Website and app data records
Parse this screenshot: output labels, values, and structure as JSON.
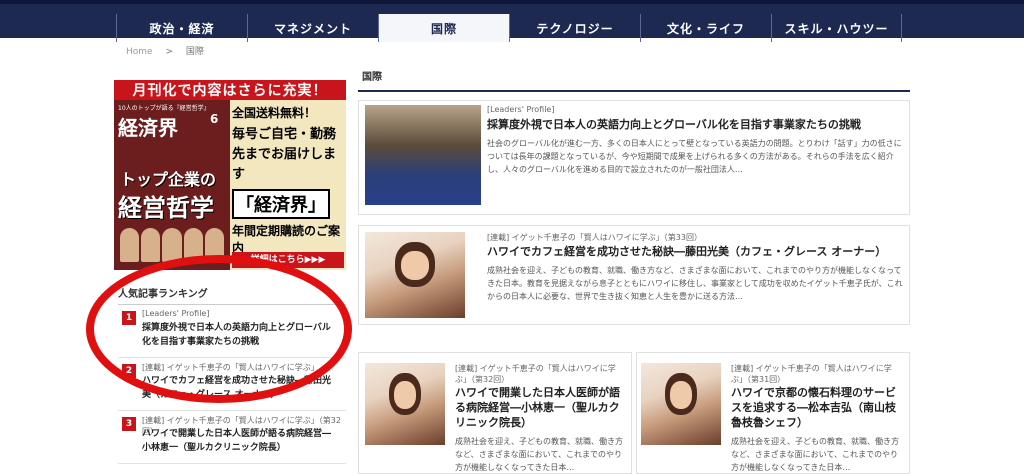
{
  "nav": {
    "items": [
      "政治・経済",
      "マネジメント",
      "国際",
      "テクノロジー",
      "文化・ライフ",
      "スキル・ハウツー"
    ],
    "active_index": 2
  },
  "breadcrumb": {
    "home": "Home",
    "sep": ">",
    "current": "国際"
  },
  "banner": {
    "top": "月刊化で内容はさらに充実！",
    "mag_head": "10人のトップが語る『経営哲学』",
    "mag_title": "経済界",
    "mag_issue": "6",
    "mag_feature1": "トップ企業の",
    "mag_feature2": "経営哲学",
    "line1": "全国送料無料！",
    "line2": "毎号ご自宅・勤務先までお届けします",
    "line3": "「経済界」",
    "line4": "年間定期購読のご案内",
    "cta": "詳細はこちら▶▶▶"
  },
  "ranking": {
    "title": "人気記事ランキング",
    "items": [
      {
        "num": "1",
        "meta": "[Leaders' Profile]",
        "title": "採算度外視で日本人の英語力向上とグローバル化を目指す事業家たちの挑戦"
      },
      {
        "num": "2",
        "meta": "[連載] イゲット千恵子の「賢人はハワイに学ぶ」",
        "title": "ハワイでカフェ経営を成功させた秘訣―藤田光美（カフェ・グレース オーナー）"
      },
      {
        "num": "3",
        "meta": "[連載] イゲット千恵子の「賢人はハワイに学ぶ」（第32回）",
        "title": "ハワイで開業した日本人医師が語る病院経営―小林恵一（聖ルカクリニック院長）"
      }
    ]
  },
  "main": {
    "section_title": "国際",
    "articles": [
      {
        "meta": "[Leaders' Profile]",
        "title": "採算度外視で日本人の英語力向上とグローバル化を目指す事業家たちの挑戦",
        "desc": "社会のグローバル化が進む一方、多くの日本人にとって壁となっている英語力の問題。とりわけ「話す」力の低さについては長年の課題となっているが、今や短期間で成果を上げられる多くの方法がある。それらの手法を広く紹介し、人々のグローバル化を進める目的で設立されたのが一般社団法人…"
      },
      {
        "meta": "[連載] イゲット千恵子の「賢人はハワイに学ぶ」（第33回）",
        "title": "ハワイでカフェ経営を成功させた秘訣―藤田光美（カフェ・グレース オーナー）",
        "desc": "成熟社会を迎え、子どもの教育、就職、働き方など、さまざまな面において、これまでのやり方が機能しなくなってきた日本。教育を見据えながら息子とともにハワイに移住し、事業家として成功を収めたイゲット千恵子氏が、これからの日本人に必要な、世界で生き抜く知恵と人生を豊かに送る方法…"
      },
      {
        "meta": "[連載] イゲット千恵子の「賢人はハワイに学ぶ」（第32回）",
        "title": "ハワイで開業した日本人医師が語る病院経営―小林恵一（聖ルカクリニック院長）",
        "desc": "成熟社会を迎え、子どもの教育、就職、働き方など、さまざまな面において、これまでのやり方が機能しなくなってきた日本…"
      },
      {
        "meta": "[連載] イゲット千恵子の「賢人はハワイに学ぶ」（第31回）",
        "title": "ハワイで京都の懐石料理のサービスを追求する―松本吉弘（南山枝魯枝魯シェフ）",
        "desc": "成熟社会を迎え、子どもの教育、就職、働き方など、さまざまな面において、これまでのやり方が機能しなくなってきた日本…"
      }
    ]
  }
}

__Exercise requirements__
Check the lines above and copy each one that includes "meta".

__Answer box__
        "meta": "[Leaders' Profile]",
        "meta": "[連載] イゲット千恵子の「賢人はハワイに学ぶ」",
        "meta": "[連載] イゲット千恵子の「賢人はハワイに学ぶ」（第32回）",
        "meta": "[Leaders' Profile]",
        "meta": "[連載] イゲット千恵子の「賢人はハワイに学ぶ」（第33回）",
        "meta": "[連載] イゲット千恵子の「賢人はハワイに学ぶ」（第32回）",
        "meta": "[連載] イゲット千恵子の「賢人はハワイに学ぶ」（第31回）",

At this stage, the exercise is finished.